EXERCISE
The records below are to be restated word for word, with their images omitted.

=======

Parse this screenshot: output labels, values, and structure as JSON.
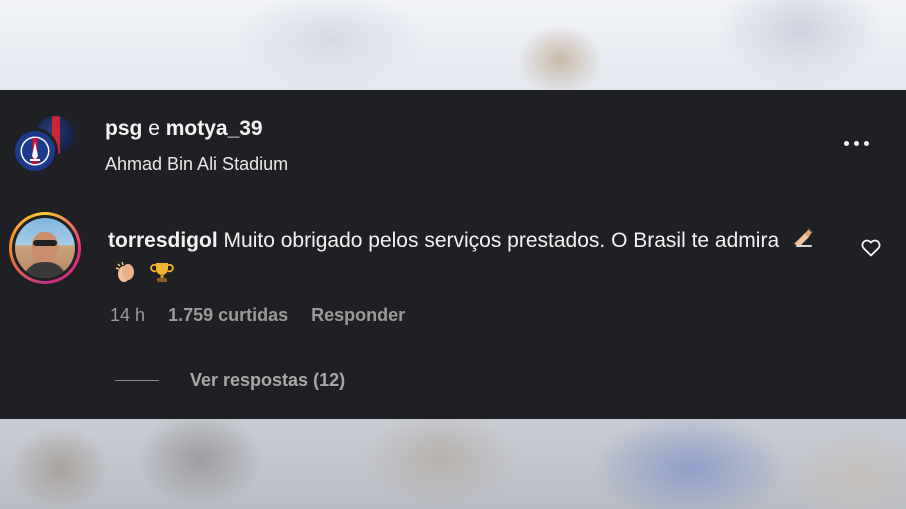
{
  "header": {
    "user1": "psg",
    "separator": "e",
    "user2": "motya_39",
    "location": "Ahmad Bin Ali Stadium",
    "more_icon": "more-horizontal-icon"
  },
  "comment": {
    "username": "torresdigol",
    "text": "Muito obrigado pelos serviços prestados. O Brasil te admira",
    "emojis": [
      "writing-hand-icon",
      "clapping-hands-icon",
      "trophy-icon"
    ],
    "time": "14 h",
    "likes": "1.759 curtidas",
    "reply_label": "Responder",
    "like_icon": "heart-outline-icon"
  },
  "replies": {
    "label": "Ver respostas (12)"
  },
  "colors": {
    "panel_bg": "#1f2024",
    "text_primary": "#f5f5f5",
    "text_secondary": "#9a9a9a",
    "psg_blue": "#1e3a8a",
    "psg_red": "#d21034"
  }
}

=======

SOLVED PROBLEM
Parse this screenshot: output labels, values, and structure as JSON.
{
  "header": {
    "user1": "psg",
    "separator": "e",
    "user2": "motya_39",
    "location": "Ahmad Bin Ali Stadium",
    "more_icon": "more-horizontal-icon"
  },
  "comment": {
    "username": "torresdigol",
    "text": "Muito obrigado pelos serviços prestados. O Brasil te admira",
    "emojis": [
      "writing-hand-icon",
      "clapping-hands-icon",
      "trophy-icon"
    ],
    "time": "14 h",
    "likes": "1.759 curtidas",
    "reply_label": "Responder",
    "like_icon": "heart-outline-icon"
  },
  "replies": {
    "label": "Ver respostas (12)"
  },
  "colors": {
    "panel_bg": "#1f2024",
    "text_primary": "#f5f5f5",
    "text_secondary": "#9a9a9a",
    "psg_blue": "#1e3a8a",
    "psg_red": "#d21034"
  }
}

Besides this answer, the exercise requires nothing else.